List the characteristics that define animals and distinguish them from other organisms.
Animals are multicellular, heterotrophic eukaryotes. In contrast to the autotrophic nutrition of plants
and algae, animals must take into their bodies preformed organic molecules; they cannot construct them
from inorganic chemicals. Most animals do this by ingestion--eating other organisms or organic material
that is decomposing.
Animal cells lack the cell walls that provide strong support in the bodies of plants and fungi. The
multicellular bodies of animals are held together by structural proteins, the most abundant being collagen. In
addition to collagen, which is found mainly in extracellular matrices, animal tissues have unique types of

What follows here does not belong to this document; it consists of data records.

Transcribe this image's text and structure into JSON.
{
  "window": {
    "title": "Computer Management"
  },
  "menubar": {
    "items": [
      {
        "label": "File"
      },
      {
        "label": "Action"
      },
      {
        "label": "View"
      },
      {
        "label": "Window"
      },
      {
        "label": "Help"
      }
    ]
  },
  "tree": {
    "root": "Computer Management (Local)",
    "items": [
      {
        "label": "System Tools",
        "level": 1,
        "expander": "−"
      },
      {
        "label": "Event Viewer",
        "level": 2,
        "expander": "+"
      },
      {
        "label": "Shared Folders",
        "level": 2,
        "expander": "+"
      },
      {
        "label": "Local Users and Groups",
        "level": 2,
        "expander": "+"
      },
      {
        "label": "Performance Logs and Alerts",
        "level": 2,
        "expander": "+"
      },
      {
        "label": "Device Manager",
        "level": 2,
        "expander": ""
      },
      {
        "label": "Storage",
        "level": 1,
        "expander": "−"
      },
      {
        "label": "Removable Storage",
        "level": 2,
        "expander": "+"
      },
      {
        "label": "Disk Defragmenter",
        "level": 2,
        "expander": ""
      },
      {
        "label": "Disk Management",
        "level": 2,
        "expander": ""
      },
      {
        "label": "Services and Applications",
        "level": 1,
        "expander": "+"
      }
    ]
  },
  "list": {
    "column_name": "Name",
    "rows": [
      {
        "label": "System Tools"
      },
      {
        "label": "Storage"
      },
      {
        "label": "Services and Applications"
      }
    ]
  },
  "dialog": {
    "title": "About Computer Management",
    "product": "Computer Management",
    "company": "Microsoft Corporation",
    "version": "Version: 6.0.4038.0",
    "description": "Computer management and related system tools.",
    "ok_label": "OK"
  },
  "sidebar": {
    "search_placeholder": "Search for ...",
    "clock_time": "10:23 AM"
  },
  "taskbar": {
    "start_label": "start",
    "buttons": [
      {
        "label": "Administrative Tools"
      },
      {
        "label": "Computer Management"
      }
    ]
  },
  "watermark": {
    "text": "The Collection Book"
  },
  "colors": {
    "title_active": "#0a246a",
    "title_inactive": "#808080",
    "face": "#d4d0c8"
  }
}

intercellular junctions--tight junctions, desmosomes, and gap junctions--that are composed of other
Also unique among animals are two types of tissues responsible for impulse conduction and movement:
nervous tissue and muscle tissue. A few key features of life history also distinguish animals. Most animals

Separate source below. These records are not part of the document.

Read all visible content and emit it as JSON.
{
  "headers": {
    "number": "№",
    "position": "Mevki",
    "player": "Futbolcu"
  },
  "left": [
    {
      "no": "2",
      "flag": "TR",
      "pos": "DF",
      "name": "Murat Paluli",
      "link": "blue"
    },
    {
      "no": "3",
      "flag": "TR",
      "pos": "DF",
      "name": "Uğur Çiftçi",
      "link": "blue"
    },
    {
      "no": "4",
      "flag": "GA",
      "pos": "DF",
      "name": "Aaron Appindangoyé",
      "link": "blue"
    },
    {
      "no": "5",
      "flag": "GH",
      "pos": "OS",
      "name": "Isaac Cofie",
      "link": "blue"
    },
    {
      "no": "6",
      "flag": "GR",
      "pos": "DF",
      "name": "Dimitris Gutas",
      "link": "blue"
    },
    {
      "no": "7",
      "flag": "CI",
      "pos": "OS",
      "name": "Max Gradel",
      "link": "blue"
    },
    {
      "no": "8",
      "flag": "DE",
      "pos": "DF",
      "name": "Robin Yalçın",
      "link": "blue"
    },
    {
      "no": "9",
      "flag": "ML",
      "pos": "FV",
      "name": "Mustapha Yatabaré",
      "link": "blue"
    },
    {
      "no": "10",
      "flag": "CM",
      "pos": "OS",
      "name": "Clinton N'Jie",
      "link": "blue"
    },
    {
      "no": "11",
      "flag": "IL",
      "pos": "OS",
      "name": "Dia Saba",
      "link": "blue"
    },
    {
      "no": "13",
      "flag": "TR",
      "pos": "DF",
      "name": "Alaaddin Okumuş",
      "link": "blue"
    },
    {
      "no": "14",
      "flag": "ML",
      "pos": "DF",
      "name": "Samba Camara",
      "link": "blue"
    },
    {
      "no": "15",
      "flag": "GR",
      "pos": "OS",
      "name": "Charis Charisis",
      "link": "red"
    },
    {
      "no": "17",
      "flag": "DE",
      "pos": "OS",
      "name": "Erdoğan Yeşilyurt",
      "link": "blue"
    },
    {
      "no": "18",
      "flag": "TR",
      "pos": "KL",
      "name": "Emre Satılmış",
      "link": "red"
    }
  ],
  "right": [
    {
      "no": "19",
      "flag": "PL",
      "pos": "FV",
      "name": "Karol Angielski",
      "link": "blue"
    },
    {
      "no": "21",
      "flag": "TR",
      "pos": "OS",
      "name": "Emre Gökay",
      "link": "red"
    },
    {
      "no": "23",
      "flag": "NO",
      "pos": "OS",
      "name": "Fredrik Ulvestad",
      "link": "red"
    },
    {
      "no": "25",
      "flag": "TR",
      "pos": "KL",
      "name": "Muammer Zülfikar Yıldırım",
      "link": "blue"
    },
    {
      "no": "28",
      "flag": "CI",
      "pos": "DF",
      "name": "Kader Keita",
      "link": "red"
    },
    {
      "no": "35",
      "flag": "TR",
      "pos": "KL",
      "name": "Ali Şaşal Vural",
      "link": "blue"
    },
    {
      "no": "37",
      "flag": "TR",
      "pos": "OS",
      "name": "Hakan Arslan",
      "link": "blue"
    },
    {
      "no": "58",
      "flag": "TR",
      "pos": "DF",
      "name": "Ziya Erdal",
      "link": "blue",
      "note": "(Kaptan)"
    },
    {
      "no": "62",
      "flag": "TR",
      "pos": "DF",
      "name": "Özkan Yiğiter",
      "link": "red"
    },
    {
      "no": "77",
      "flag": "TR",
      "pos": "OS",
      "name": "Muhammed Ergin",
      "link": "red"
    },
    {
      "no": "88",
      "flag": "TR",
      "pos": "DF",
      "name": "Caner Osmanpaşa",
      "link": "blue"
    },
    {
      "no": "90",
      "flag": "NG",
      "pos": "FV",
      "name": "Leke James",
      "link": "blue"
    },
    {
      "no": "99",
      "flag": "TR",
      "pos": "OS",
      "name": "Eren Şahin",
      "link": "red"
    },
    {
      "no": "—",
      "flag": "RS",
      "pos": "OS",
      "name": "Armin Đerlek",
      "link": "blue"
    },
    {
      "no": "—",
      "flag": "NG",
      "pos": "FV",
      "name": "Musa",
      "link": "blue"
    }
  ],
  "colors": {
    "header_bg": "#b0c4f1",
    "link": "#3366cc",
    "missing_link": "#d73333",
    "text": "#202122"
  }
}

reproduce sexually, with the diploid stage usually dominating the life cycle. In most species, a small
flagellated sperm fertilizes a larger, nonmotile egg to form a diploid zygote. The zygote then undergoes

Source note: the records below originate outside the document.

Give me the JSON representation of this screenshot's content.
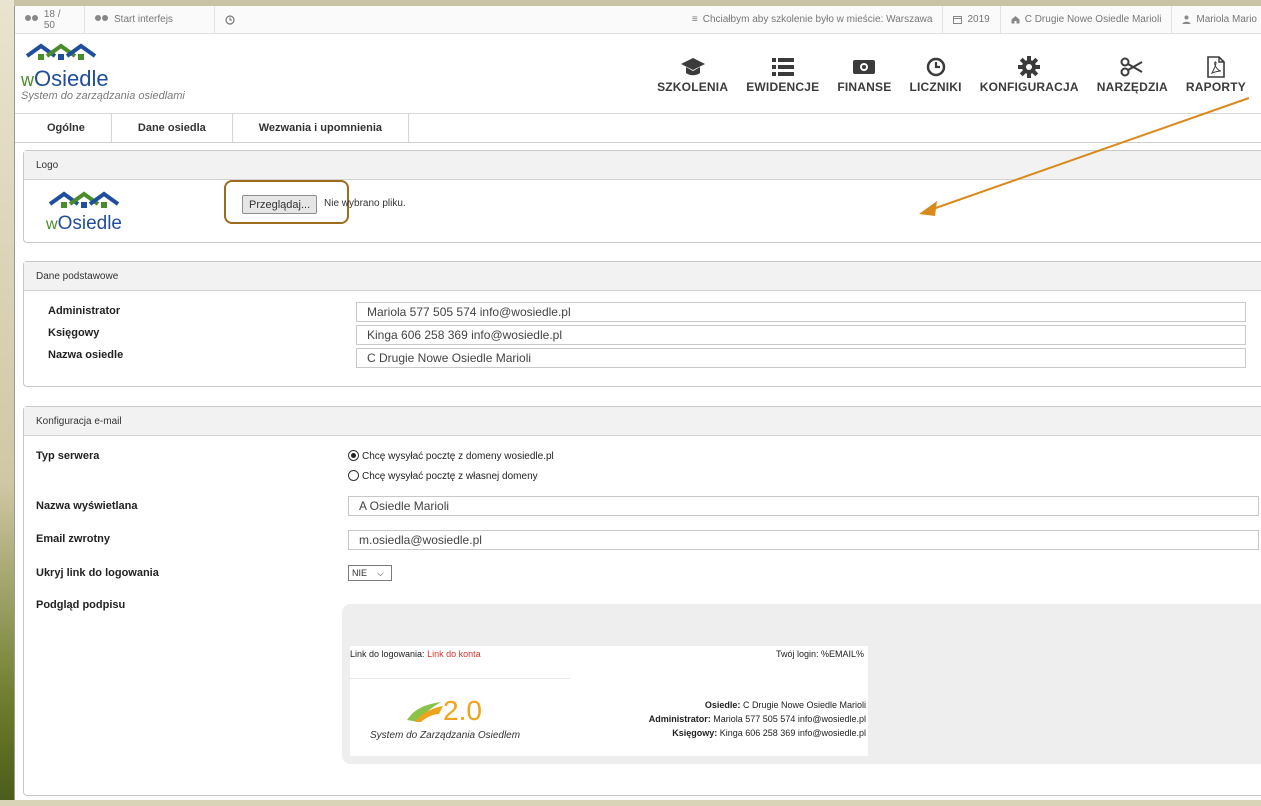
{
  "topbar": {
    "users_count": "18 / 50",
    "start": "Start interfejs",
    "city_pref": "Chciałbym aby szkolenie było w mieście: Warszawa",
    "year": "2019",
    "estate": "C Drugie Nowe Osiedle Marioli",
    "user": "Mariola Mario"
  },
  "brand": {
    "name_prefix": "w",
    "name": "Osiedle",
    "subtitle": "System do zarządzania osiedlami"
  },
  "nav": [
    {
      "label": "SZKOLENIA",
      "icon": "graduation-cap-icon"
    },
    {
      "label": "EWIDENCJE",
      "icon": "list-icon"
    },
    {
      "label": "FINANSE",
      "icon": "money-icon"
    },
    {
      "label": "LICZNIKI",
      "icon": "clock-icon"
    },
    {
      "label": "KONFIGURACJA",
      "icon": "gear-icon"
    },
    {
      "label": "NARZĘDZIA",
      "icon": "scissors-icon"
    },
    {
      "label": "RAPORTY",
      "icon": "pdf-icon"
    }
  ],
  "tabs": [
    "Ogólne",
    "Dane osiedla",
    "Wezwania i upomnienia"
  ],
  "logo_panel": {
    "title": "Logo",
    "logo_prefix": "w",
    "logo_text": "Osiedle",
    "browse_label": "Przeglądaj...",
    "file_status": "Nie wybrano pliku."
  },
  "basic_panel": {
    "title": "Dane podstawowe",
    "fields": [
      {
        "label": "Administrator",
        "value": "Mariola 577 505 574 info@wosiedle.pl"
      },
      {
        "label": "Księgowy",
        "value": "Kinga 606 258 369 info@wosiedle.pl"
      },
      {
        "label": "Nazwa osiedle",
        "value": "C Drugie Nowe Osiedle Marioli"
      }
    ]
  },
  "email_panel": {
    "title": "Konfiguracja e-mail",
    "server_label": "Typ serwera",
    "radio_1": "Chcę wysyłać pocztę z domeny wosiedle.pl",
    "radio_2": "Chcę wysyłać pocztę z własnej domeny",
    "display_label": "Nazwa wyświetlana",
    "display_value": "A Osiedle Marioli",
    "return_label": "Email zwrotny",
    "return_value": "m.osiedla@wosiedle.pl",
    "hide_label": "Ukryj link do logowania",
    "hide_value": "NIE",
    "preview_label": "Podgląd podpisu"
  },
  "signature": {
    "link_prefix": "Link do logowania:",
    "link_text": "Link do konta",
    "login": "Twój login: %EMAIL%",
    "version": "2.0",
    "tagline": "System do Zarządzania Osiedlem",
    "estate_label": "Osiedle:",
    "estate_value": "C Drugie Nowe Osiedle Marioli",
    "admin_label": "Administrator:",
    "admin_value": "Mariola 577 505 574 info@wosiedle.pl",
    "acc_label": "Księgowy:",
    "acc_value": "Kinga 606 258 369 info@wosiedle.pl"
  },
  "colors": {
    "brand_blue": "#1f4e9c",
    "brand_green": "#4a8c2a",
    "highlight_brown": "#9c6b1f",
    "arrow_orange": "#d98a1c",
    "link_red": "#d9342b"
  }
}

cleavage, a succession of mitotic cell divisions. During the development of most animals, cleavage leads to
the formation of a multicellular stage called a blastula, which in many animals takes the form of a hollow
ball. Following the blastula stage is the process of gastrulation, during which layers of embryonic tissues
that will develop into adult body parts are produced. The resulting developmental stage is called a gastrula.
Some animals develop directly through transient stages of maturation into adults, but the life cycles of many
animals include larval stages. The larva is a sexually immature form. It is morphologically distinct from the
adult stage, usually eats different food, and may even have a different habitat than the adult, as in the case of
a frog tadpole. Animal larvae eventually undergo metamorphosis, a resurgence of development that
transforms the animal into an adult.
The transformation of a zygote to an animal of specific form depends on the controlled expression in
the developing embryo of special regulatory genes called Hox genes. All eukaryotes have genes that
regulate the expression of other genes. And many of these regulatory genes contain common "modules" of
DNA sequences called homeoboxes. But among eukaryotes outside the animal kingdom, homeoboxes are
not found in homeotic genes, those regulatory genes that function in the development of body form. So far,
genes that are both homeobox-containing in structure and homeotic in function--Hox genes--have been
discovered only in animals. And all animals, from the simplest sponges to the most complex insects and
vertebrates, have Hox genes containing homeoboxes of DNA sequences that are clearly related. In general,